-- Data shown follows --

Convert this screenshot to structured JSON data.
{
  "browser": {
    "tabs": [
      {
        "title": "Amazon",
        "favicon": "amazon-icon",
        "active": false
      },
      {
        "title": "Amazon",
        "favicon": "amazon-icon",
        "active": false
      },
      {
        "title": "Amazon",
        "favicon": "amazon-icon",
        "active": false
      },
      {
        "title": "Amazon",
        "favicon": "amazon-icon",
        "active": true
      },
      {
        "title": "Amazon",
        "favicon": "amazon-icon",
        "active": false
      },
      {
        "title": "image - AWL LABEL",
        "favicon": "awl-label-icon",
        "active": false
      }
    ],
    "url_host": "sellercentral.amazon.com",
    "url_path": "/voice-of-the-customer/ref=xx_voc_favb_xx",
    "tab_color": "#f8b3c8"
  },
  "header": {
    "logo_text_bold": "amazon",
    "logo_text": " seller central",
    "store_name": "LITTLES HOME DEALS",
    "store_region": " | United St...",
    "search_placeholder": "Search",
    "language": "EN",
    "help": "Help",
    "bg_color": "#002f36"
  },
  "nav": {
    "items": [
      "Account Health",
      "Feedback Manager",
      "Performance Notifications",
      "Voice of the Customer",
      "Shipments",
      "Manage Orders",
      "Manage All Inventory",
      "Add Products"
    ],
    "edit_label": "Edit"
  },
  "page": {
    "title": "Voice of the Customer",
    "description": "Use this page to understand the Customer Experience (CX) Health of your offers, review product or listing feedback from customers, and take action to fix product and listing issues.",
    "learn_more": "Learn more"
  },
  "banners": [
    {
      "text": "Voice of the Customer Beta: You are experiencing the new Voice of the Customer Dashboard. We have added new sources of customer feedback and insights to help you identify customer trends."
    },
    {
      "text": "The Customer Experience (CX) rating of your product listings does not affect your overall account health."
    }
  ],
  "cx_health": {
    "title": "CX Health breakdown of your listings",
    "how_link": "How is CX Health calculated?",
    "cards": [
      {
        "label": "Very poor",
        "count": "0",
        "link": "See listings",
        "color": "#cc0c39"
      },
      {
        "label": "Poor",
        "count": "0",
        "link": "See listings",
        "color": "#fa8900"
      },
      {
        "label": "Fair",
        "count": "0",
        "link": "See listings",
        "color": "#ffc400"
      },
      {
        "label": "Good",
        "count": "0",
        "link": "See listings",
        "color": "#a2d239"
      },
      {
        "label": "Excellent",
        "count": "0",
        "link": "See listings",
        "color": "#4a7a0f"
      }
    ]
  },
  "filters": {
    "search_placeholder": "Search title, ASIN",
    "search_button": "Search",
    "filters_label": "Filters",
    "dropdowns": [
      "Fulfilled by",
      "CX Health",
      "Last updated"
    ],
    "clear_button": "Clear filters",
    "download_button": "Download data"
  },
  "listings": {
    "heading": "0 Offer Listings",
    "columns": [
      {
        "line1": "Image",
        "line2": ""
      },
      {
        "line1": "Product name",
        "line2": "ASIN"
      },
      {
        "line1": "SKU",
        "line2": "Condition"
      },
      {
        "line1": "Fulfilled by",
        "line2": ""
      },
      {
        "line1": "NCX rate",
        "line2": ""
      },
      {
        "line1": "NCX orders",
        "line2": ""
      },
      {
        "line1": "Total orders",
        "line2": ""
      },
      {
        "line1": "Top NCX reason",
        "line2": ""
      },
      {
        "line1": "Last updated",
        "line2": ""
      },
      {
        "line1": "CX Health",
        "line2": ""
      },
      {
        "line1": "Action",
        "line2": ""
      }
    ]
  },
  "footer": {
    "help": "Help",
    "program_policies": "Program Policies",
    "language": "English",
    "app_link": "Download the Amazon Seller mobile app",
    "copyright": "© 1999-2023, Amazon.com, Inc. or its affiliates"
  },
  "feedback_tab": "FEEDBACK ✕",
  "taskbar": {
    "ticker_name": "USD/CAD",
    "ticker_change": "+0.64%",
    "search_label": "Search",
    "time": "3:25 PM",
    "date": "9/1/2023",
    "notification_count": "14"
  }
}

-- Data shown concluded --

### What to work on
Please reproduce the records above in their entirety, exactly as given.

### Solved exercise
Convert this screenshot to structured JSON data.
{
  "browser": {
    "tabs": [
      {
        "title": "Amazon",
        "favicon": "amazon-icon",
        "active": false
      },
      {
        "title": "Amazon",
        "favicon": "amazon-icon",
        "active": false
      },
      {
        "title": "Amazon",
        "favicon": "amazon-icon",
        "active": false
      },
      {
        "title": "Amazon",
        "favicon": "amazon-icon",
        "active": true
      },
      {
        "title": "Amazon",
        "favicon": "amazon-icon",
        "active": false
      },
      {
        "title": "image - AWL LABEL",
        "favicon": "awl-label-icon",
        "active": false
      }
    ],
    "url_host": "sellercentral.amazon.com",
    "url_path": "/voice-of-the-customer/ref=xx_voc_favb_xx",
    "tab_color": "#f8b3c8"
  },
  "header": {
    "logo_text_bold": "amazon",
    "logo_text": " seller central",
    "store_name": "LITTLES HOME DEALS",
    "store_region": " | United St...",
    "search_placeholder": "Search",
    "language": "EN",
    "help": "Help",
    "bg_color": "#002f36"
  },
  "nav": {
    "items": [
      "Account Health",
      "Feedback Manager",
      "Performance Notifications",
      "Voice of the Customer",
      "Shipments",
      "Manage Orders",
      "Manage All Inventory",
      "Add Products"
    ],
    "edit_label": "Edit"
  },
  "page": {
    "title": "Voice of the Customer",
    "description": "Use this page to understand the Customer Experience (CX) Health of your offers, review product or listing feedback from customers, and take action to fix product and listing issues.",
    "learn_more": "Learn more"
  },
  "banners": [
    {
      "text": "Voice of the Customer Beta: You are experiencing the new Voice of the Customer Dashboard. We have added new sources of customer feedback and insights to help you identify customer trends."
    },
    {
      "text": "The Customer Experience (CX) rating of your product listings does not affect your overall account health."
    }
  ],
  "cx_health": {
    "title": "CX Health breakdown of your listings",
    "how_link": "How is CX Health calculated?",
    "cards": [
      {
        "label": "Very poor",
        "count": "0",
        "link": "See listings",
        "color": "#cc0c39"
      },
      {
        "label": "Poor",
        "count": "0",
        "link": "See listings",
        "color": "#fa8900"
      },
      {
        "label": "Fair",
        "count": "0",
        "link": "See listings",
        "color": "#ffc400"
      },
      {
        "label": "Good",
        "count": "0",
        "link": "See listings",
        "color": "#a2d239"
      },
      {
        "label": "Excellent",
        "count": "0",
        "link": "See listings",
        "color": "#4a7a0f"
      }
    ]
  },
  "filters": {
    "search_placeholder": "Search title, ASIN",
    "search_button": "Search",
    "filters_label": "Filters",
    "dropdowns": [
      "Fulfilled by",
      "CX Health",
      "Last updated"
    ],
    "clear_button": "Clear filters",
    "download_button": "Download data"
  },
  "listings": {
    "heading": "0 Offer Listings",
    "columns": [
      {
        "line1": "Image",
        "line2": ""
      },
      {
        "line1": "Product name",
        "line2": "ASIN"
      },
      {
        "line1": "SKU",
        "line2": "Condition"
      },
      {
        "line1": "Fulfilled by",
        "line2": ""
      },
      {
        "line1": "NCX rate",
        "line2": ""
      },
      {
        "line1": "NCX orders",
        "line2": ""
      },
      {
        "line1": "Total orders",
        "line2": ""
      },
      {
        "line1": "Top NCX reason",
        "line2": ""
      },
      {
        "line1": "Last updated",
        "line2": ""
      },
      {
        "line1": "CX Health",
        "line2": ""
      },
      {
        "line1": "Action",
        "line2": ""
      }
    ]
  },
  "footer": {
    "help": "Help",
    "program_policies": "Program Policies",
    "language": "English",
    "app_link": "Download the Amazon Seller mobile app",
    "copyright": "© 1999-2023, Amazon.com, Inc. or its affiliates"
  },
  "feedback_tab": "FEEDBACK ✕",
  "taskbar": {
    "ticker_name": "USD/CAD",
    "ticker_change": "+0.64%",
    "search_label": "Search",
    "time": "3:25 PM",
    "date": "9/1/2023",
    "notification_count": "14"
  }
}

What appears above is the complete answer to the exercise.